Many organizations are beginning to understand the magnitude and importance of dealing with unconscious bias, which raises questions about where it best fits within a corporate training program.
When handled well, unconscious bias training will help employees challenge their assumptions so they can objectively make decisions that are in the best interest of the company. Handled poorly, it can be perceived as judgmental or controlling, and lead to an overwhelming sense that employees can’t even think without being biased.
The big picture
The topic of unconscious bias is important in itself, but the overall effect it has on your company’s culture is of critical importance. The best approach is to address how unconscious bias relates to specific actions and behaviors rather than from a broad perspective. Creating a positive impact on your culture should be the focus of your training and takes precedent over a single topic. At ELI, we counsel clients to focus on their core company culture and then address unconscious bias after the baseline training has taken place. It serves as a part of the message, but is not the core component.
What to avoid
Unconscious bias training is complex and requires a quality program to be effective. Attendees should leave the training with an understanding of what unconscious bias is and its impact. Most importantly, employees should learn how to mitigate the negative effects of unconscious bias in the workplace. Many times employees understand the challenge but leave the training without any specific actions or takeaways. Training that focuses on unconscious bias should highlight clear and actionable steps that employees can take when they recognize behavior that should be challenged. The best way to manage unconscious bias is to create a workplace where employees are encouraged to speak freely and constructively about a topic, and where they are open to discussion without judgment.

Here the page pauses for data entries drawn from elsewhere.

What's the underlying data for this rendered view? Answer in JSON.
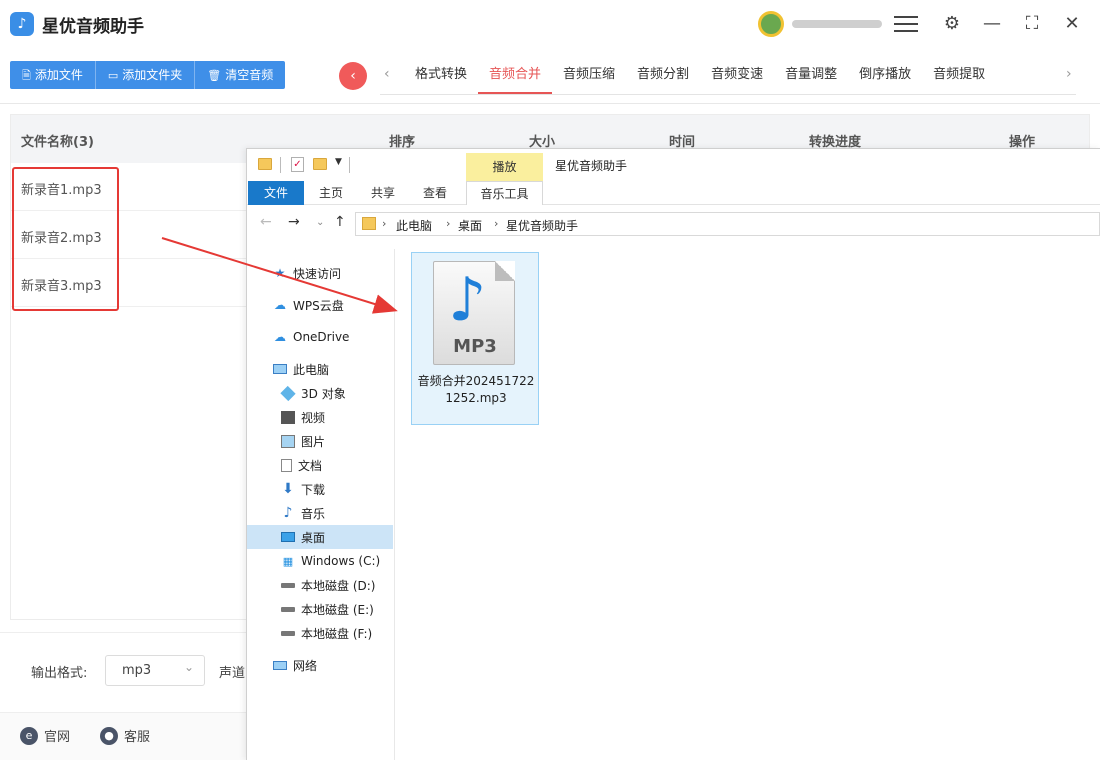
{
  "app": {
    "title": "星优音频助手",
    "logo_glyph": "♪",
    "accent": "#3f8fe8",
    "active_tab_color": "#e65555"
  },
  "toolbar": {
    "add_file": "添加文件",
    "add_folder": "添加文件夹",
    "clear_audio": "清空音频"
  },
  "tabs": [
    "格式转换",
    "音频合并",
    "音频压缩",
    "音频分割",
    "音频变速",
    "音量调整",
    "倒序播放",
    "音频提取"
  ],
  "active_tab": "音频合并",
  "table": {
    "headers": {
      "name": "文件名称(3)",
      "order": "排序",
      "size": "大小",
      "time": "时间",
      "progress": "转换进度",
      "action": "操作"
    },
    "rows": [
      "新录音1.mp3",
      "新录音2.mp3",
      "新录音3.mp3"
    ]
  },
  "output": {
    "format_label": "输出格式:",
    "format_value": "mp3",
    "channel_label": "声道"
  },
  "footer": {
    "website": "官网",
    "service": "客服"
  },
  "explorer": {
    "window_title": "星优音频助手",
    "play_tab": "播放",
    "ribbon": {
      "file": "文件",
      "home": "主页",
      "share": "共享",
      "view": "查看",
      "music_tools": "音乐工具"
    },
    "breadcrumb": [
      "此电脑",
      "桌面",
      "星优音频助手"
    ],
    "nav": [
      {
        "label": "快速访问",
        "icon": "star-icon"
      },
      {
        "label": "WPS云盘",
        "icon": "cloud-icon"
      },
      {
        "label": "OneDrive",
        "icon": "cloud-icon"
      },
      {
        "label": "此电脑",
        "icon": "computer-icon"
      },
      {
        "label": "3D 对象",
        "icon": "cube-icon"
      },
      {
        "label": "视频",
        "icon": "video-icon"
      },
      {
        "label": "图片",
        "icon": "picture-icon"
      },
      {
        "label": "文档",
        "icon": "document-icon"
      },
      {
        "label": "下载",
        "icon": "download-icon"
      },
      {
        "label": "音乐",
        "icon": "music-icon"
      },
      {
        "label": "桌面",
        "icon": "desktop-icon"
      },
      {
        "label": "Windows (C:)",
        "icon": "windows-drive-icon"
      },
      {
        "label": "本地磁盘 (D:)",
        "icon": "drive-icon"
      },
      {
        "label": "本地磁盘 (E:)",
        "icon": "drive-icon"
      },
      {
        "label": "本地磁盘 (F:)",
        "icon": "drive-icon"
      },
      {
        "label": "网络",
        "icon": "network-icon"
      }
    ],
    "selected_nav": "桌面",
    "file": {
      "icon_text": "MP3",
      "name": "音频合并2024517221252.mp3"
    }
  }
}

Diversity and inclusion
Diversity and inclusion is an area of corporate training that can significantly benefit from the subject of unconscious bias. In fact, many companies find that it fits best in this arena. Simply opening up the dialogue and encouraging conversations will significantly help cultivate a vibrant and inclusive corporate culture.
Training should focus on helping managers understand the dangers of looking at people from the perspective of whether or not they think someone might be a “good fit.” Quick decisions that don’t take the facts into consideration can degrade your culture. These assumptions can leave talented employees sitting on the sidelines, or could lead them to walk out the door. Your management team needs a simple set of guidelines and a solid plan for addressing unconscious bias in the workplace.
Solving the problem of unconscious bias in the workplace
The first step in managing unconscious bias in the workplace is to ensure employees understand exactly what it is, when it happens, and the ways in which it can impact your business objectives. Employees should be encouraged to discuss these biases, raise issues, listen to each other, and collaborate on solutions. Educating employees during a two-hour session is the start of what should be a continuous effort involving daily conversations that eventually shape your company culture.